Flush Standoff, 4-40, .250" Zinc plus Clear Chromate

Aluminum: 5052, 6061, 7075 Steel: Mild, G30

Thread Size4-40 x .250″
Hole size in sheet (+0.003/-.0.000).168″
Minimum sheet thickness0.040″
Maximum sheet thickness.125″
Fastener materialSteel
Minimum distance hole C/L to edge0.230″
When determining the distance between two or more fasteners, you can calculate the distance by the formula, C/L to edge + 1/2 the diameter of the second mounting hole..345″
Recommended panel materialSteel/Aluminum
Coating typeZinc
Aluminum material ranges (5052, 6061, 7075)0.040″-0.125″
Steel material ranges (CRS, HRPO, HR)0.048″-0.119″

We proudly use hardware by PEM

Flush Standoff, 4-40, .250" Passivated

Stainless Steel: 304, 316

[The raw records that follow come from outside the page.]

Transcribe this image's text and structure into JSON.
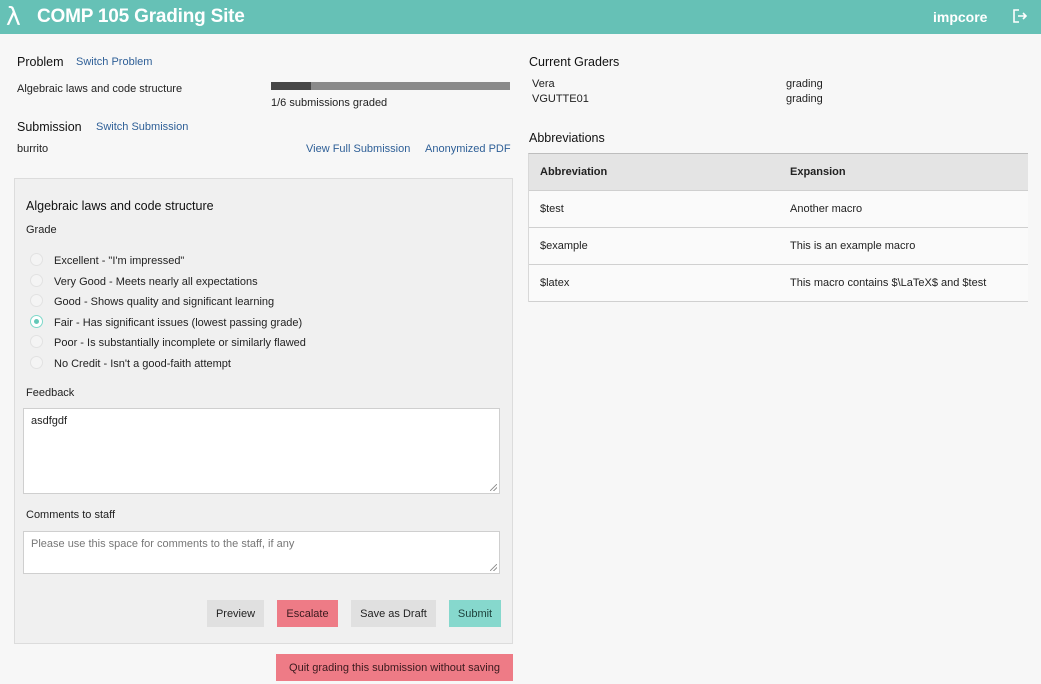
{
  "header": {
    "logo_glyph": "λ",
    "title": "COMP 105 Grading Site",
    "course": "impcore",
    "logout_icon": "logout-icon"
  },
  "problem": {
    "heading": "Problem",
    "switch_label": "Switch Problem",
    "name": "Algebraic laws and code structure",
    "progress_text": "1/6 submissions graded",
    "graded": 1,
    "total": 6
  },
  "submission": {
    "heading": "Submission",
    "switch_label": "Switch Submission",
    "name": "burrito",
    "view_full_label": "View Full Submission",
    "anon_pdf_label": "Anonymized PDF"
  },
  "grading_form": {
    "title": "Algebraic laws and code structure",
    "grade_label": "Grade",
    "grades": [
      {
        "label": "Excellent - \"I'm impressed\"",
        "checked": false
      },
      {
        "label": "Very Good - Meets nearly all expectations",
        "checked": false
      },
      {
        "label": "Good - Shows quality and significant learning",
        "checked": false
      },
      {
        "label": "Fair - Has significant issues (lowest passing grade)",
        "checked": true
      },
      {
        "label": "Poor - Is substantially incomplete or similarly flawed",
        "checked": false
      },
      {
        "label": "No Credit - Isn't a good-faith attempt",
        "checked": false
      }
    ],
    "feedback_label": "Feedback",
    "feedback_value": "asdfgdf",
    "comments_label": "Comments to staff",
    "comments_value": "",
    "comments_placeholder": "Please use this space for comments to the staff, if any",
    "buttons": {
      "preview": "Preview",
      "escalate": "Escalate",
      "save_draft": "Save as Draft",
      "submit": "Submit"
    }
  },
  "quit_label": "Quit grading this submission without saving",
  "current_graders": {
    "heading": "Current Graders",
    "rows": [
      {
        "name": "Vera",
        "status": "grading"
      },
      {
        "name": "VGUTTE01",
        "status": "grading"
      }
    ]
  },
  "abbreviations": {
    "heading": "Abbreviations",
    "columns": [
      "Abbreviation",
      "Expansion"
    ],
    "rows": [
      {
        "abbr": "$test",
        "expansion": "Another macro"
      },
      {
        "abbr": "$example",
        "expansion": "This is an example macro"
      },
      {
        "abbr": "$latex",
        "expansion": "This macro contains $\\LaTeX$ and $test"
      }
    ]
  },
  "colors": {
    "header": "#66c1b6",
    "link": "#2e5f97",
    "escalate": "#ee7b86",
    "submit": "#86d8cd"
  }
}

Thread Size440
Hole size in sheet (+0.003/-.0.000).166″
Minimum sheet thickness0.04″
Maximum sheet thickness.125″
Fastener material400 Stainless Steel
Minimum distance hole C/L to edge0.230″
When determining the distance between two or more fasteners, you can calculate the distance by the formula, C/L to edge + 1/2 the diameter of the second mounting hole. Example shown with x2 of the same hardware..313″
Recommended panel materialStainless Steel
Coating typePassivated
304 Stainless Steel material ranges0.048″-0.125″
316 Stainless Steel material ranges0.060″-0.125″